Lysine is an amino acid (building block of protein). Lysine promotes skin health through increased collagen formation. It is used for preventing and treating cold sores (caused by the virus called herpes simplex labialis).
What are the foods rich in lysine? Fish (especially halibut), shrimp, lima beans, poultry, mung beans sprouts...
The natural mineral sulfur is sometimes taken orally or used topically to help treat a wide variety of medical conditions. Topical applications of sulfur ointments or creams might provide benefits if you have a skin condition such as acne, eczema or psoriasis!
What are the foods rich in sulphur? Garlic, legumes, onions, eggs...
Causes of possible nutrient deficiencies
Keep in mind that you may be suffering from nutrient deficiencies due to the poor quality of soil, a health problem but also from medicines you have taken. For instance:
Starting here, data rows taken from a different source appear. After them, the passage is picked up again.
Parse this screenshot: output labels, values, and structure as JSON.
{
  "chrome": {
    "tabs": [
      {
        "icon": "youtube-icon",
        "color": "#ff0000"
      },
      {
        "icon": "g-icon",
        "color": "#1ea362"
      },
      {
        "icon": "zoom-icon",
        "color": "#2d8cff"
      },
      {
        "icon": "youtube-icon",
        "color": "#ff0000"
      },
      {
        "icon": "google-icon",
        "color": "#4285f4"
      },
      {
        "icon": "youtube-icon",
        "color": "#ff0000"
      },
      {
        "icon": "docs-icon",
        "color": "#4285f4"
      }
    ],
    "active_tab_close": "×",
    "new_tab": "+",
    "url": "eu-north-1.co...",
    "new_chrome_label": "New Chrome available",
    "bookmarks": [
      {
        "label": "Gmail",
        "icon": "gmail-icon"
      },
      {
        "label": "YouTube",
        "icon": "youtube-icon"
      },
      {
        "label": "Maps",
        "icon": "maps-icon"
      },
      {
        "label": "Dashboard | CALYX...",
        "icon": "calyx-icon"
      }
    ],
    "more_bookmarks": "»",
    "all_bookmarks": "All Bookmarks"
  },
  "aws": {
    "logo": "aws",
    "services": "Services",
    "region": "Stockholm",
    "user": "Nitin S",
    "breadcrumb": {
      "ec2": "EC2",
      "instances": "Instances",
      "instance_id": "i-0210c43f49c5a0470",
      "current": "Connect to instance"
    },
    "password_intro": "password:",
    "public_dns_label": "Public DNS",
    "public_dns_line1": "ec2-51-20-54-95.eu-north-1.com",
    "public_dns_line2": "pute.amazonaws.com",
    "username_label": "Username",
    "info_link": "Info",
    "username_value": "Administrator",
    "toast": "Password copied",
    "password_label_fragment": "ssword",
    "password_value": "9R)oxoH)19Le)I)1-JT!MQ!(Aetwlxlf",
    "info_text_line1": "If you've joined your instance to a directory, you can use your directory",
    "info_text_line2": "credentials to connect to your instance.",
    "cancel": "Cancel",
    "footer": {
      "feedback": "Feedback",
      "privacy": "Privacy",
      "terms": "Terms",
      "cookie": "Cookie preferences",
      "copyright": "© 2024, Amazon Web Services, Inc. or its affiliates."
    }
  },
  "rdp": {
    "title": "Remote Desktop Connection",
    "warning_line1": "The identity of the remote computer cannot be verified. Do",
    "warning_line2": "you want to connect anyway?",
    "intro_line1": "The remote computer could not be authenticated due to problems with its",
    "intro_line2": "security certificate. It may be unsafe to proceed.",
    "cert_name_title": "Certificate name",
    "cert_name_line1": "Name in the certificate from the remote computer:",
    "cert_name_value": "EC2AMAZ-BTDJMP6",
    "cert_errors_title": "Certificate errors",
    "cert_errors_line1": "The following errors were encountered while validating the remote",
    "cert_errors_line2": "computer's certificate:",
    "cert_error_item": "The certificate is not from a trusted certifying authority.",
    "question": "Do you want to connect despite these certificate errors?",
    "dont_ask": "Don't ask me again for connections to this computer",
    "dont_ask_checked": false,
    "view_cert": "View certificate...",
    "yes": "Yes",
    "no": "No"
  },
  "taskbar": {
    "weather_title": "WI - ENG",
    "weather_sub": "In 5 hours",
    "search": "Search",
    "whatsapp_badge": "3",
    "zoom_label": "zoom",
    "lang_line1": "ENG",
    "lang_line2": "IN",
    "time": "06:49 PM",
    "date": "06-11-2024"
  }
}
- High doses of aspirin can make you absorb less vitamin C
- The intake of antibiotics can deplete your flora of friendly bacteria
- Long-term use of the birth control pill can cause a deficiency of folate and other B vitamins, vitamin C, magnesium, zinc, and friendly bacteria. You may suffer from candidiasis as a result
- Stress can also deplete your body of vitamin B
Nutrients are primarily found in foods, but the poor quality of soil depletes our food of vital nutrients. Hence the necessity to have a good nutritional program through a healthy diet and supplements. Did you know that skin disorders may be warning signs of nutrient deficiencies?
- Dietary nutrient intakes and skin-aging appearance among middle-aged American women (Source: the American Journal of Clinical Nutrition
Nutrition deficiency and its symptoms (Source: Total Wellness by Joseph Pizzorno, ND )